“Zolder is no different.”

Slick, muddy downhill sections, even when the prevailing conditions have been dry for a while, are part of it, he said. Tough uphill stretches are broken up by pavement and flat runs, interrupting the flow just enough to make things interesting. It all underscores what separates a Belgian field, at least for the most part, from the overseas visitors who come to contest the world title: experience.

“The Belgians have these known and famous training grounds which have sand, mud, hills, and a free track to ride at whatever pace you want to, and the trails at these locations are almost identical to what you would find in the big Euro CX races,” he said. Immersion, he suggests, is the best form of preparation.

And though Schooler has had his share of high points on the terrain of Belgium—cracking the top 40 out of a world-class field at the Zolder World Cup over Christmas certainly counts—he doesn’t stop thinking about all the minute details, he said, that can make or break a competing cyclist’s performance. “If I don’t constantly think about all the little things,” he told Canadian Cycling Magazine, “that last ten percent which makes great bike racers, then you can sometimes fall into old habits.” Looking back at the 2015-16 season, there are a few finishes that the Edmonton-bred ‘cross expert says could have been better achieved—the Nommay, France cyclocross World Cup being one of them, his injury notwithstanding.

So what are his hopes for the season-topper in Zolder on Jan. 31?

“If I can make the top 40 again, I’ll be stoked,” Schooler said. Considering the field that awaits him at the start, he’s all too aware that if this is his last hurrah at a European cyclocross race, it’s going to be a challenging one—fittingly so. “I know there are world champs out there,” he said.

After Zolder, Schooler’s focus going forward, he told us, is fixed on what’s closer to home. “After Sunday’s race, the life priorities for me will be shifting,” he told Canadian Cycling Magazine. “Up until now, I’ve taken a lot of time away from regular people things to focus on the bike and my racing, and I’ve made many sacrifices to do that, and so has my wife and my family. On Sunday, the priorities will be switching to worl and family, then the bike will come next. It’s an interesting concept, but given that I’ve never been a professional bike racer, I can’t say I’m retiring, or even quitting I’m just shifting the focus to other, more important things in my life aside from my personal ambitions in the sport.

“I’ll still be competing, and involved in the sport of CX,” he assured his fans. “It’s my passion. Cutting cold turkey was never my thing!”

Still, facing such a bookend in his career, even if it’s for only one phase of it, has given the Canuck ‘cross athlete a certain perspective, one that extends to the future of the discipline in Canada beyond 2016. The years he’s spent competing at the level he has, Schooler says, have afforded him a bird’s-eye view of how much ‘cross has evolved in Canada. It also, he suggests, leaves him optimistic about where it’s going.

“With all the work the cyclocross working group has been doing, and with all the major help of all involved, especially Scott Kelly,” Schooler said, “this Worlds project would be altogether a different beast.
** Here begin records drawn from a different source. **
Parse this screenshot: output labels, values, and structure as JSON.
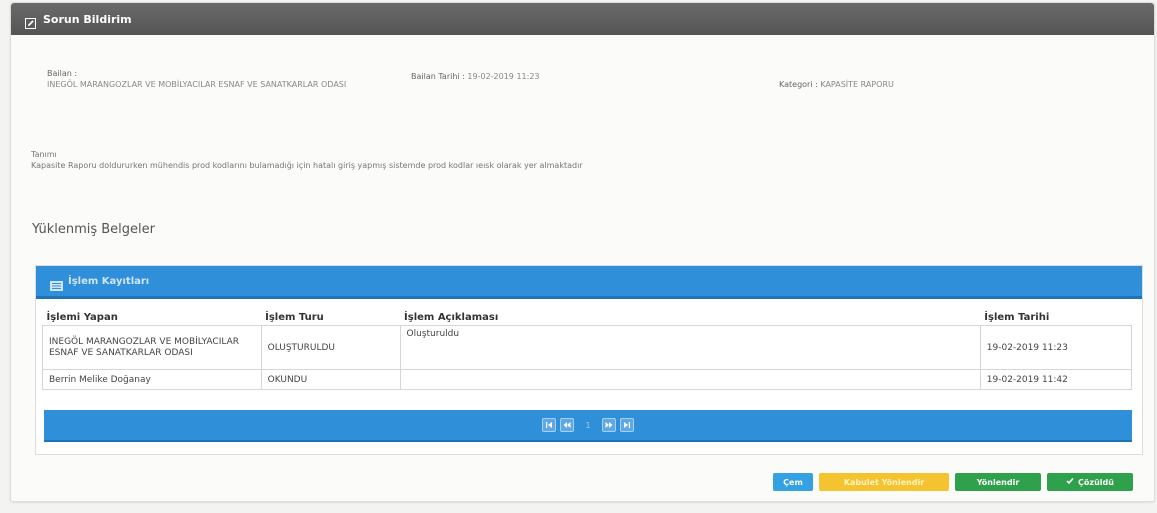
{
  "window": {
    "title": "Sorun Bildirim",
    "icon": "edit-icon"
  },
  "info": {
    "basvuran_label": "Bailan :",
    "basvuran_value": "INEGÖL MARANGOZLAR VE MOBİLYACILAR ESNAF VE SANATKARLAR ODASI",
    "tarih_label": "Bailan Tarihi :",
    "tarih_value": "19-02-2019 11:23",
    "kategori_label": "Kategori :",
    "kategori_value": "KAPASİTE RAPORU"
  },
  "description": {
    "label": "Tanımı",
    "text": "Kapasite Raporu doldururken mühendis prod kodlarını bulamadığı için hatalı giriş yapmış sistemde prod kodlar ıeısk olarak yer almaktadır"
  },
  "documents": {
    "title": "Yüklenmiş Belgeler"
  },
  "records": {
    "title": "İşlem Kayıtları",
    "icon": "list-icon",
    "columns": [
      "İşlemi Yapan",
      "İşlem Turu",
      "İşlem Açıklaması",
      "İşlem Tarihi"
    ],
    "rows": [
      {
        "yapan": "INEGÖL MARANGOZLAR VE MOBİLYACILAR ESNAF VE SANATKARLAR ODASI",
        "turu": "OLUŞTURULDU",
        "aciklama": "Oluşturuldu",
        "tarih": "19-02-2019 11:23"
      },
      {
        "yapan": "Berrin Melike Doğanay",
        "turu": "OKUNDU",
        "aciklama": "",
        "tarih": "19-02-2019 11:42"
      }
    ],
    "pager": {
      "first": "first-page-icon",
      "prev": "prev-page-icon",
      "current": "1",
      "next": "next-page-icon",
      "last": "last-page-icon"
    }
  },
  "actions": {
    "close": "Çem",
    "accept": "Kabulet Yönlendir",
    "forward": "Yönlendir",
    "solved": "Çözüldü"
  },
  "colors": {
    "header_bar": "#5e5e5e",
    "grid_blue": "#2f8fd8",
    "close_blue": "#34a2e2",
    "accept_yellow": "#f4c430",
    "green": "#2fa04b"
  }
}
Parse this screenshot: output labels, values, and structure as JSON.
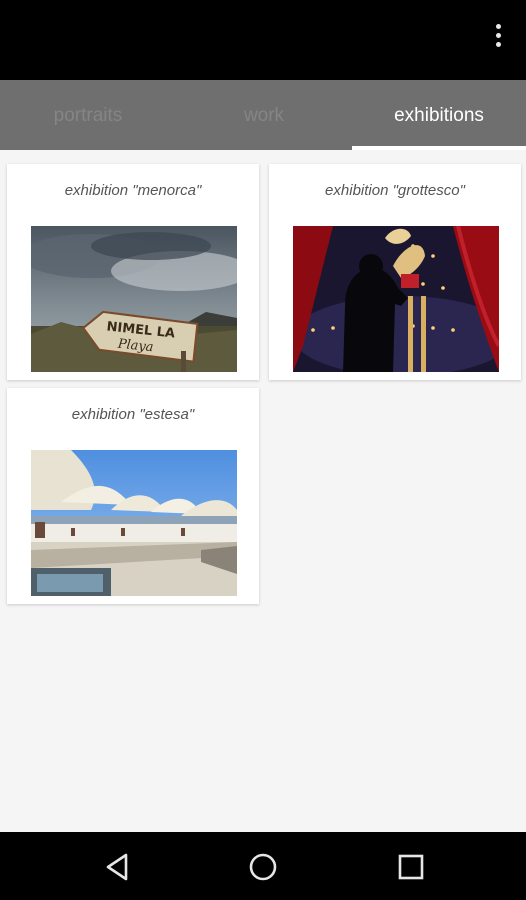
{
  "tabs": [
    {
      "label": "portraits"
    },
    {
      "label": "work"
    },
    {
      "label": "exhibitions"
    }
  ],
  "exhibitions": [
    {
      "title": "exhibition \"menorca\"",
      "image": "sign-photo"
    },
    {
      "title": "exhibition \"grottesco\"",
      "image": "circus-photo"
    },
    {
      "title": "exhibition \"estesa\"",
      "image": "umbrellas-photo"
    }
  ],
  "colors": {
    "tabbar": "#6f6f6f",
    "active_tab": "#ffffff",
    "inactive_tab": "#858585",
    "background": "#f5f5f5"
  }
}
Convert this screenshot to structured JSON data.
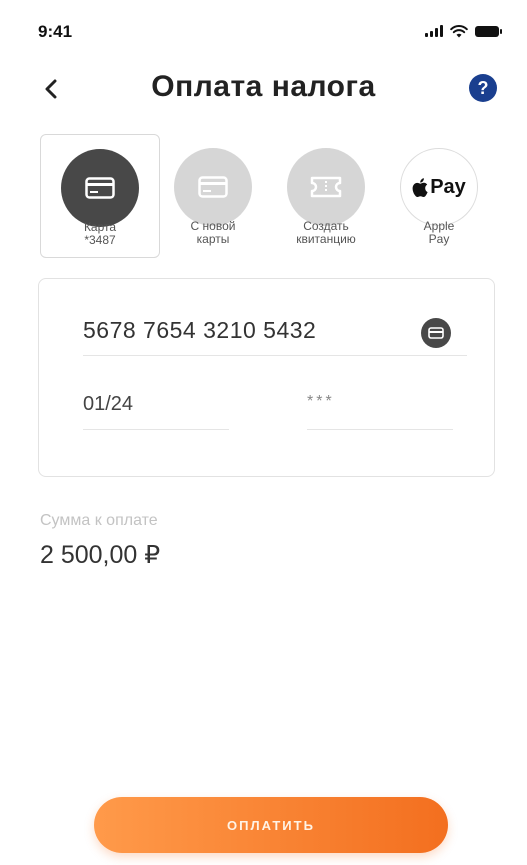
{
  "status_bar": {
    "time": "9:41"
  },
  "header": {
    "title": "Оплата налога",
    "help": "?"
  },
  "payment_methods": [
    {
      "line1": "Карта",
      "line2": "*3487",
      "icon": "card-icon",
      "selected": true
    },
    {
      "line1": "С новой",
      "line2": "карты",
      "icon": "card-icon",
      "selected": false
    },
    {
      "line1": "Создать",
      "line2": "квитанцию",
      "icon": "ticket-icon",
      "selected": false
    },
    {
      "line1": "Apple",
      "line2": "Pay",
      "icon": "apple-pay-icon",
      "selected": false,
      "badge": "Pay"
    }
  ],
  "card_form": {
    "number": "5678 7654 3210 5432",
    "expiry": "01/24",
    "cvv": "***"
  },
  "amount": {
    "label": "Сумма к оплате",
    "value": "2 500,00 ₽"
  },
  "pay_button": {
    "label": "ОПЛАТИТЬ"
  },
  "colors": {
    "accent": "#f36f1f",
    "help": "#1a3f8f",
    "dark_icon": "#484848"
  }
}
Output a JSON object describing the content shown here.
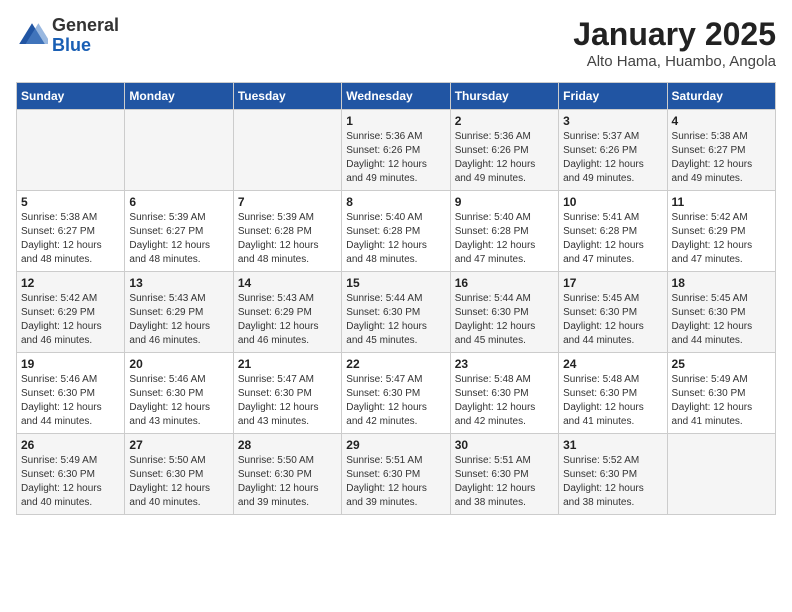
{
  "header": {
    "logo_general": "General",
    "logo_blue": "Blue",
    "month_title": "January 2025",
    "location": "Alto Hama, Huambo, Angola"
  },
  "weekdays": [
    "Sunday",
    "Monday",
    "Tuesday",
    "Wednesday",
    "Thursday",
    "Friday",
    "Saturday"
  ],
  "weeks": [
    [
      {
        "day": "",
        "info": ""
      },
      {
        "day": "",
        "info": ""
      },
      {
        "day": "",
        "info": ""
      },
      {
        "day": "1",
        "info": "Sunrise: 5:36 AM\nSunset: 6:26 PM\nDaylight: 12 hours\nand 49 minutes."
      },
      {
        "day": "2",
        "info": "Sunrise: 5:36 AM\nSunset: 6:26 PM\nDaylight: 12 hours\nand 49 minutes."
      },
      {
        "day": "3",
        "info": "Sunrise: 5:37 AM\nSunset: 6:26 PM\nDaylight: 12 hours\nand 49 minutes."
      },
      {
        "day": "4",
        "info": "Sunrise: 5:38 AM\nSunset: 6:27 PM\nDaylight: 12 hours\nand 49 minutes."
      }
    ],
    [
      {
        "day": "5",
        "info": "Sunrise: 5:38 AM\nSunset: 6:27 PM\nDaylight: 12 hours\nand 48 minutes."
      },
      {
        "day": "6",
        "info": "Sunrise: 5:39 AM\nSunset: 6:27 PM\nDaylight: 12 hours\nand 48 minutes."
      },
      {
        "day": "7",
        "info": "Sunrise: 5:39 AM\nSunset: 6:28 PM\nDaylight: 12 hours\nand 48 minutes."
      },
      {
        "day": "8",
        "info": "Sunrise: 5:40 AM\nSunset: 6:28 PM\nDaylight: 12 hours\nand 48 minutes."
      },
      {
        "day": "9",
        "info": "Sunrise: 5:40 AM\nSunset: 6:28 PM\nDaylight: 12 hours\nand 47 minutes."
      },
      {
        "day": "10",
        "info": "Sunrise: 5:41 AM\nSunset: 6:28 PM\nDaylight: 12 hours\nand 47 minutes."
      },
      {
        "day": "11",
        "info": "Sunrise: 5:42 AM\nSunset: 6:29 PM\nDaylight: 12 hours\nand 47 minutes."
      }
    ],
    [
      {
        "day": "12",
        "info": "Sunrise: 5:42 AM\nSunset: 6:29 PM\nDaylight: 12 hours\nand 46 minutes."
      },
      {
        "day": "13",
        "info": "Sunrise: 5:43 AM\nSunset: 6:29 PM\nDaylight: 12 hours\nand 46 minutes."
      },
      {
        "day": "14",
        "info": "Sunrise: 5:43 AM\nSunset: 6:29 PM\nDaylight: 12 hours\nand 46 minutes."
      },
      {
        "day": "15",
        "info": "Sunrise: 5:44 AM\nSunset: 6:30 PM\nDaylight: 12 hours\nand 45 minutes."
      },
      {
        "day": "16",
        "info": "Sunrise: 5:44 AM\nSunset: 6:30 PM\nDaylight: 12 hours\nand 45 minutes."
      },
      {
        "day": "17",
        "info": "Sunrise: 5:45 AM\nSunset: 6:30 PM\nDaylight: 12 hours\nand 44 minutes."
      },
      {
        "day": "18",
        "info": "Sunrise: 5:45 AM\nSunset: 6:30 PM\nDaylight: 12 hours\nand 44 minutes."
      }
    ],
    [
      {
        "day": "19",
        "info": "Sunrise: 5:46 AM\nSunset: 6:30 PM\nDaylight: 12 hours\nand 44 minutes."
      },
      {
        "day": "20",
        "info": "Sunrise: 5:46 AM\nSunset: 6:30 PM\nDaylight: 12 hours\nand 43 minutes."
      },
      {
        "day": "21",
        "info": "Sunrise: 5:47 AM\nSunset: 6:30 PM\nDaylight: 12 hours\nand 43 minutes."
      },
      {
        "day": "22",
        "info": "Sunrise: 5:47 AM\nSunset: 6:30 PM\nDaylight: 12 hours\nand 42 minutes."
      },
      {
        "day": "23",
        "info": "Sunrise: 5:48 AM\nSunset: 6:30 PM\nDaylight: 12 hours\nand 42 minutes."
      },
      {
        "day": "24",
        "info": "Sunrise: 5:48 AM\nSunset: 6:30 PM\nDaylight: 12 hours\nand 41 minutes."
      },
      {
        "day": "25",
        "info": "Sunrise: 5:49 AM\nSunset: 6:30 PM\nDaylight: 12 hours\nand 41 minutes."
      }
    ],
    [
      {
        "day": "26",
        "info": "Sunrise: 5:49 AM\nSunset: 6:30 PM\nDaylight: 12 hours\nand 40 minutes."
      },
      {
        "day": "27",
        "info": "Sunrise: 5:50 AM\nSunset: 6:30 PM\nDaylight: 12 hours\nand 40 minutes."
      },
      {
        "day": "28",
        "info": "Sunrise: 5:50 AM\nSunset: 6:30 PM\nDaylight: 12 hours\nand 39 minutes."
      },
      {
        "day": "29",
        "info": "Sunrise: 5:51 AM\nSunset: 6:30 PM\nDaylight: 12 hours\nand 39 minutes."
      },
      {
        "day": "30",
        "info": "Sunrise: 5:51 AM\nSunset: 6:30 PM\nDaylight: 12 hours\nand 38 minutes."
      },
      {
        "day": "31",
        "info": "Sunrise: 5:52 AM\nSunset: 6:30 PM\nDaylight: 12 hours\nand 38 minutes."
      },
      {
        "day": "",
        "info": ""
      }
    ]
  ]
}
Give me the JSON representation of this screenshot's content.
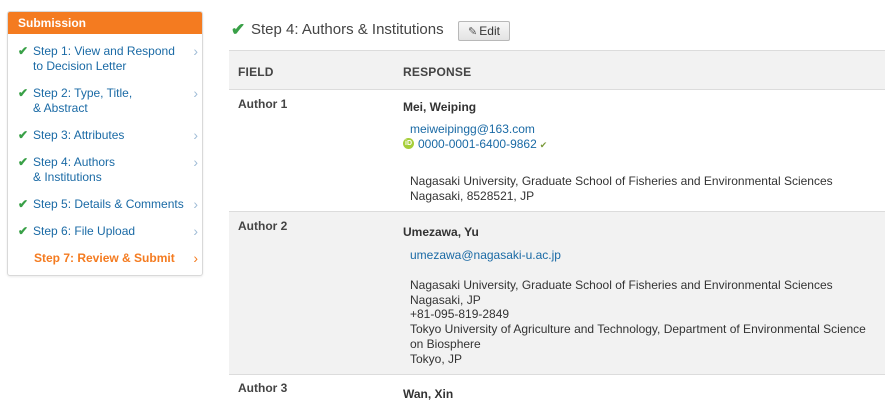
{
  "sidebar": {
    "title": "Submission",
    "steps": [
      {
        "label": "Step 1: View and Respond to Decision Letter"
      },
      {
        "label": "Step 2: Type, Title, & Abstract"
      },
      {
        "label": "Step 3: Attributes"
      },
      {
        "label": "Step 4: Authors & Institutions"
      },
      {
        "label": "Step 5: Details & Comments"
      },
      {
        "label": "Step 6: File Upload"
      },
      {
        "label": "Step 7: Review & Submit"
      }
    ]
  },
  "main": {
    "title": "Step 4: Authors & Institutions",
    "edit_label": "Edit"
  },
  "table": {
    "headers": {
      "field": "FIELD",
      "response": "RESPONSE"
    },
    "authors": [
      {
        "field": "Author 1",
        "name": "Mei, Weiping",
        "email": "meiweipingg@163.com",
        "orcid": "0000-0001-6400-9862",
        "institution_1": "Nagasaki University, Graduate School of Fisheries and Environmental Sciences",
        "address_1": "Nagasaki, 8528521, JP"
      },
      {
        "field": "Author 2",
        "name": "Umezawa, Yu",
        "email": "umezawa@nagasaki-u.ac.jp",
        "institution_1": "Nagasaki University, Graduate School of Fisheries and Environmental Sciences",
        "address_1": "Nagasaki, JP",
        "phone": "+81-095-819-2849",
        "institution_2": "Tokyo University of Agriculture and Technology, Department of Environmental Science",
        "institution_2_cont": "on Biosphere",
        "address_2": "Tokyo, JP"
      },
      {
        "field": "Author 3",
        "name": "Wan, Xin"
      }
    ]
  },
  "colors": {
    "accent": "#f47b20",
    "link": "#1a6aa5",
    "check": "#39a047",
    "orcid": "#a6ce39"
  },
  "icons": {
    "step_done": "check-icon",
    "step_arrow": "chevron-right-icon",
    "edit": "pencil-icon",
    "orcid": "orcid-icon"
  }
}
It’s incredible how much has changed in the nine years since my first Worlds project.”

“A lot of thanks goes out to the cyclocross community,” he said.